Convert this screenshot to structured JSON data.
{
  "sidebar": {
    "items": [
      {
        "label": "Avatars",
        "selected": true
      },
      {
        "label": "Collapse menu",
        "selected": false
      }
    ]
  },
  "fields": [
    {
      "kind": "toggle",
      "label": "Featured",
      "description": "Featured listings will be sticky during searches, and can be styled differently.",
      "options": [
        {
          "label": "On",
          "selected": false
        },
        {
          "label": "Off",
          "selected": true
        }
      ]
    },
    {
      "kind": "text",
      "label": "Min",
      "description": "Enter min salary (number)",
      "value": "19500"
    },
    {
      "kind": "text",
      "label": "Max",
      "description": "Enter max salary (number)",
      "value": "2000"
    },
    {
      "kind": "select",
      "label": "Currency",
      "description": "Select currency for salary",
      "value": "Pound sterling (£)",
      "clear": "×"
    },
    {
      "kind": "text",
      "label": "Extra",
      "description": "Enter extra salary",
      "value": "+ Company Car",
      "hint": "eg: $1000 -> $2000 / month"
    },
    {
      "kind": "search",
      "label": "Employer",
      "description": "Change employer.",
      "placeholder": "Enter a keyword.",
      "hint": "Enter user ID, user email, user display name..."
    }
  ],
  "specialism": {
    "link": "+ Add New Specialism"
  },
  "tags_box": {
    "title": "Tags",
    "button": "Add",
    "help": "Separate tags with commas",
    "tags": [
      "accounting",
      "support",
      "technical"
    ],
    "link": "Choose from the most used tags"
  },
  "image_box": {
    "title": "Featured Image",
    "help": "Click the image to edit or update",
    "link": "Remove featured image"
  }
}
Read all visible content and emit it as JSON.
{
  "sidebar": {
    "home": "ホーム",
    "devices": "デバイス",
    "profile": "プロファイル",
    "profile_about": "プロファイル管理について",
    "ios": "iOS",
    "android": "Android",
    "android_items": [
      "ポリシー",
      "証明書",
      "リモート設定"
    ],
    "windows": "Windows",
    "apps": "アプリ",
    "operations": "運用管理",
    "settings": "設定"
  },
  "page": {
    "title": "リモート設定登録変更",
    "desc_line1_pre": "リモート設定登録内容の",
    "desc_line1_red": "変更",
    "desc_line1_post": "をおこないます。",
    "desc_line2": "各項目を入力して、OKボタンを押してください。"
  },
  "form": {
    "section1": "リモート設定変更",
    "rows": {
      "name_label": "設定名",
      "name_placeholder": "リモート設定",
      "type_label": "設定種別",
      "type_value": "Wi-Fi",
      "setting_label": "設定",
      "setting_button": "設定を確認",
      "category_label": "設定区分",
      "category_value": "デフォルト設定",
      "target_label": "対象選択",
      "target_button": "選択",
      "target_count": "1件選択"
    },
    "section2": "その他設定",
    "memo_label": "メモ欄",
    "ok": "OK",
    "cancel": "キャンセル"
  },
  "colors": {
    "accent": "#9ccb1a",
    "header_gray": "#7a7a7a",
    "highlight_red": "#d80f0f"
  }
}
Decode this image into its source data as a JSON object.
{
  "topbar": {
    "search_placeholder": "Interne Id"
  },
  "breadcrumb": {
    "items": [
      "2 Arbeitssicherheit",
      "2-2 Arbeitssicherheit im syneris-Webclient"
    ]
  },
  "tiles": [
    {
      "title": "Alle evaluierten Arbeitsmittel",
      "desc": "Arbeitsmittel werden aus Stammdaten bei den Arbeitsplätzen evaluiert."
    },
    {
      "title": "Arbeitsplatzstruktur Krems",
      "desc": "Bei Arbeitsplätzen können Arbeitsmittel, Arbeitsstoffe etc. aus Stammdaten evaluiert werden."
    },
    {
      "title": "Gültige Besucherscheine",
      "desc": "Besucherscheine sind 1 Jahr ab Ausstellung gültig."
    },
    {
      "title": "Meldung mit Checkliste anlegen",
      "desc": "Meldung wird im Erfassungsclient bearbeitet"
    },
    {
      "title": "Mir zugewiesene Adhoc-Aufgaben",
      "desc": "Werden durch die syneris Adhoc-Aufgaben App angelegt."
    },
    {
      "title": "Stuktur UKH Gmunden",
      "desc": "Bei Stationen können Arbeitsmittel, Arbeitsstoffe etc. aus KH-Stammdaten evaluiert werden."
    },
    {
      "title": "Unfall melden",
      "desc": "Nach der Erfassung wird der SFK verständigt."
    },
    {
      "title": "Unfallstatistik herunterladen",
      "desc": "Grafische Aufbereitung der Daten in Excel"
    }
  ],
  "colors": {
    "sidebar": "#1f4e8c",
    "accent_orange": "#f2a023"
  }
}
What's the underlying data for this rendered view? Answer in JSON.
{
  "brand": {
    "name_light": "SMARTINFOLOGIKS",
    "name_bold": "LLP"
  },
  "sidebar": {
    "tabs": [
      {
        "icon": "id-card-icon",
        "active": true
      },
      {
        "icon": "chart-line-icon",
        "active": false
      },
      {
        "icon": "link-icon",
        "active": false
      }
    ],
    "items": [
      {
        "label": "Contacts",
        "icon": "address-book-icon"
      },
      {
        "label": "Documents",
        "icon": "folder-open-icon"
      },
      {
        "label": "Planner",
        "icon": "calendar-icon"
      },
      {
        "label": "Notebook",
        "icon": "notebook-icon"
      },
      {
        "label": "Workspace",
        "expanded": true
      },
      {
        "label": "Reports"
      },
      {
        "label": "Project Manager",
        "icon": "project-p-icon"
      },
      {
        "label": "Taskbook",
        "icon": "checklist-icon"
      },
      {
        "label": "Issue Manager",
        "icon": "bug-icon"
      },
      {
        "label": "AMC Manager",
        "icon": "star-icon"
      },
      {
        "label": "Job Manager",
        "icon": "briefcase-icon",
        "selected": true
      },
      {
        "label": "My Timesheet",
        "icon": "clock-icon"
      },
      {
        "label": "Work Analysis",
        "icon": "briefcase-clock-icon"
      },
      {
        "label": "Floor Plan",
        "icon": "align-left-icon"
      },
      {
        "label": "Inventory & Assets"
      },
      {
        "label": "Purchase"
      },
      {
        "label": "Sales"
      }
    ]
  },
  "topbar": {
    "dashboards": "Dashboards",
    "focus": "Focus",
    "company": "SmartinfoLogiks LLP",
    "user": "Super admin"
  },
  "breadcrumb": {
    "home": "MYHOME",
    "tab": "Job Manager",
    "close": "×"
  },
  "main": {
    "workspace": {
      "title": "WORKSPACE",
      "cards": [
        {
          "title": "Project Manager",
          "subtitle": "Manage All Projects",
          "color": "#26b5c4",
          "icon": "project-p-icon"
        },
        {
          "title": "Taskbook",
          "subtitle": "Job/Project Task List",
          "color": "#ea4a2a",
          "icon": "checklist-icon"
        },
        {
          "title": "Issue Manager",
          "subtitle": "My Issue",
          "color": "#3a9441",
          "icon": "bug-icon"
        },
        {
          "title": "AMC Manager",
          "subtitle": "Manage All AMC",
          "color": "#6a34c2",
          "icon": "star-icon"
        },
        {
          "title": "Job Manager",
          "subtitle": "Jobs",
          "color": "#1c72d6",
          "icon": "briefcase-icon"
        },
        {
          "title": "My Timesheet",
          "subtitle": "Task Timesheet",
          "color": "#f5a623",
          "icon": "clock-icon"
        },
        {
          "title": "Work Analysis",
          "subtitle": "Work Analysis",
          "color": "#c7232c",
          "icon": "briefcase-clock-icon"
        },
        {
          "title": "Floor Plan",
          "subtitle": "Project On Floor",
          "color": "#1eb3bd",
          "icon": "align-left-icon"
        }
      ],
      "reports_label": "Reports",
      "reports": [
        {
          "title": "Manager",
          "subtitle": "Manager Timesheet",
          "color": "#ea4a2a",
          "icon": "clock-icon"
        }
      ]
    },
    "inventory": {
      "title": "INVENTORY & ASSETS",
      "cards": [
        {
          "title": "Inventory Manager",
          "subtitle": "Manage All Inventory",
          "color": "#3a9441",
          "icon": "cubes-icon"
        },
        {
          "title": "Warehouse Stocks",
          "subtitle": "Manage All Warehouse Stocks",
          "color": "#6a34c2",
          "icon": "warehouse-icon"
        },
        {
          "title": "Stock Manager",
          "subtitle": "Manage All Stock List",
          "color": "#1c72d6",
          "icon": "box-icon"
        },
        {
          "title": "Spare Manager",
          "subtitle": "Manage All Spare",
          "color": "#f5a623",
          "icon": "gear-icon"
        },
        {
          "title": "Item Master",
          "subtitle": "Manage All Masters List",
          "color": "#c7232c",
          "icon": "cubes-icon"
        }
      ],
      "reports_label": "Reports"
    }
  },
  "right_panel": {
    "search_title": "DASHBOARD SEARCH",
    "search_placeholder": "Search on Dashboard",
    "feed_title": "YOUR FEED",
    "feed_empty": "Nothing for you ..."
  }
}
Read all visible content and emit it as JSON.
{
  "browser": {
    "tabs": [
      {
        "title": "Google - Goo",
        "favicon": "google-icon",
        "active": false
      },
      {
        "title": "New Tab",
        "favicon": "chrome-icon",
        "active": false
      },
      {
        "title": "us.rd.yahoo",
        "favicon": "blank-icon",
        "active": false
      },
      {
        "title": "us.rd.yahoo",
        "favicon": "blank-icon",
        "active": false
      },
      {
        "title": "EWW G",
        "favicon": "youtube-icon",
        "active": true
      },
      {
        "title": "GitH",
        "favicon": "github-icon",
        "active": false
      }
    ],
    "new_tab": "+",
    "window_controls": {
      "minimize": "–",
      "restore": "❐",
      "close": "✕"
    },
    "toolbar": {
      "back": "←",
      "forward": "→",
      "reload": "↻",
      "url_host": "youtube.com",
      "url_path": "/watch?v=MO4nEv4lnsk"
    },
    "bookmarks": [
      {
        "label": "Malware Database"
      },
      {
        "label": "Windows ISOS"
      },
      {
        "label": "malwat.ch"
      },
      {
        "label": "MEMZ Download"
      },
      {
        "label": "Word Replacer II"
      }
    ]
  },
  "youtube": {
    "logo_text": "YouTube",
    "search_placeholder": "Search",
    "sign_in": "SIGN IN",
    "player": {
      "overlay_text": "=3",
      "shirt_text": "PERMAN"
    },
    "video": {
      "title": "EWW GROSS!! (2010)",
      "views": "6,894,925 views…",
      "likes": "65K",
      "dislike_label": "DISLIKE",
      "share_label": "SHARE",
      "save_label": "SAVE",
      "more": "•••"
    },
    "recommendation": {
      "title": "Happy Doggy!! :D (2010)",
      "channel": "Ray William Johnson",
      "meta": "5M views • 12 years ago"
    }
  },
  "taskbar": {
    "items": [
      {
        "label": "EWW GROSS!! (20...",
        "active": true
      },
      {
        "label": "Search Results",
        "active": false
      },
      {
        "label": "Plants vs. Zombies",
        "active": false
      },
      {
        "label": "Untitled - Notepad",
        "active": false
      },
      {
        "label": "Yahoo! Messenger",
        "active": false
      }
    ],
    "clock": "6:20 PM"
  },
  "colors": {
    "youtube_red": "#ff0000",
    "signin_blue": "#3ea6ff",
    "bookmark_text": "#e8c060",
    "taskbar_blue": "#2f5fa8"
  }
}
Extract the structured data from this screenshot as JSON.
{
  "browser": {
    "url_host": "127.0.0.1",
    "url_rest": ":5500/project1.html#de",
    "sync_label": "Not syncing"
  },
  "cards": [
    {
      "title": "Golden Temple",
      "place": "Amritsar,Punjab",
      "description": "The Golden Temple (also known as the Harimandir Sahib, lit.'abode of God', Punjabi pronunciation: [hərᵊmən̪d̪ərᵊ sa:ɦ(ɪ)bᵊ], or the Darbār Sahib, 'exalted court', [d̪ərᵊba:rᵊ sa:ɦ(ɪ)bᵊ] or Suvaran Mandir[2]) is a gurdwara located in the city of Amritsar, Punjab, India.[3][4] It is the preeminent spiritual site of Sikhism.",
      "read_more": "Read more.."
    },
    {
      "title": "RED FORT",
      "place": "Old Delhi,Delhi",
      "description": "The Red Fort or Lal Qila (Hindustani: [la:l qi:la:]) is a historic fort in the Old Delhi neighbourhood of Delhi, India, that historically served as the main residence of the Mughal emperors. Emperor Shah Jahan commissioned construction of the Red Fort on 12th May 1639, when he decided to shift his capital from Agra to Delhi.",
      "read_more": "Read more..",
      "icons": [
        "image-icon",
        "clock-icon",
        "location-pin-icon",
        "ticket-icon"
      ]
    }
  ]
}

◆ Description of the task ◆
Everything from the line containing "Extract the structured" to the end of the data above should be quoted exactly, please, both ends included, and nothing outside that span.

◆ Task result ◆
Extract the structured data from this screenshot as JSON.
{
  "browser": {
    "url_host": "127.0.0.1",
    "url_rest": ":5500/project1.html#de",
    "sync_label": "Not syncing"
  },
  "cards": [
    {
      "title": "Golden Temple",
      "place": "Amritsar,Punjab",
      "description": "The Golden Temple (also known as the Harimandir Sahib, lit.'abode of God', Punjabi pronunciation: [hərᵊmən̪d̪ərᵊ sa:ɦ(ɪ)bᵊ], or the Darbār Sahib, 'exalted court', [d̪ərᵊba:rᵊ sa:ɦ(ɪ)bᵊ] or Suvaran Mandir[2]) is a gurdwara located in the city of Amritsar, Punjab, India.[3][4] It is the preeminent spiritual site of Sikhism.",
      "read_more": "Read more.."
    },
    {
      "title": "RED FORT",
      "place": "Old Delhi,Delhi",
      "description": "The Red Fort or Lal Qila (Hindustani: [la:l qi:la:]) is a historic fort in the Old Delhi neighbourhood of Delhi, India, that historically served as the main residence of the Mughal emperors. Emperor Shah Jahan commissioned construction of the Red Fort on 12th May 1639, when he decided to shift his capital from Agra to Delhi.",
      "read_more": "Read more..",
      "icons": [
        "image-icon",
        "clock-icon",
        "location-pin-icon",
        "ticket-icon"
      ]
    }
  ]
}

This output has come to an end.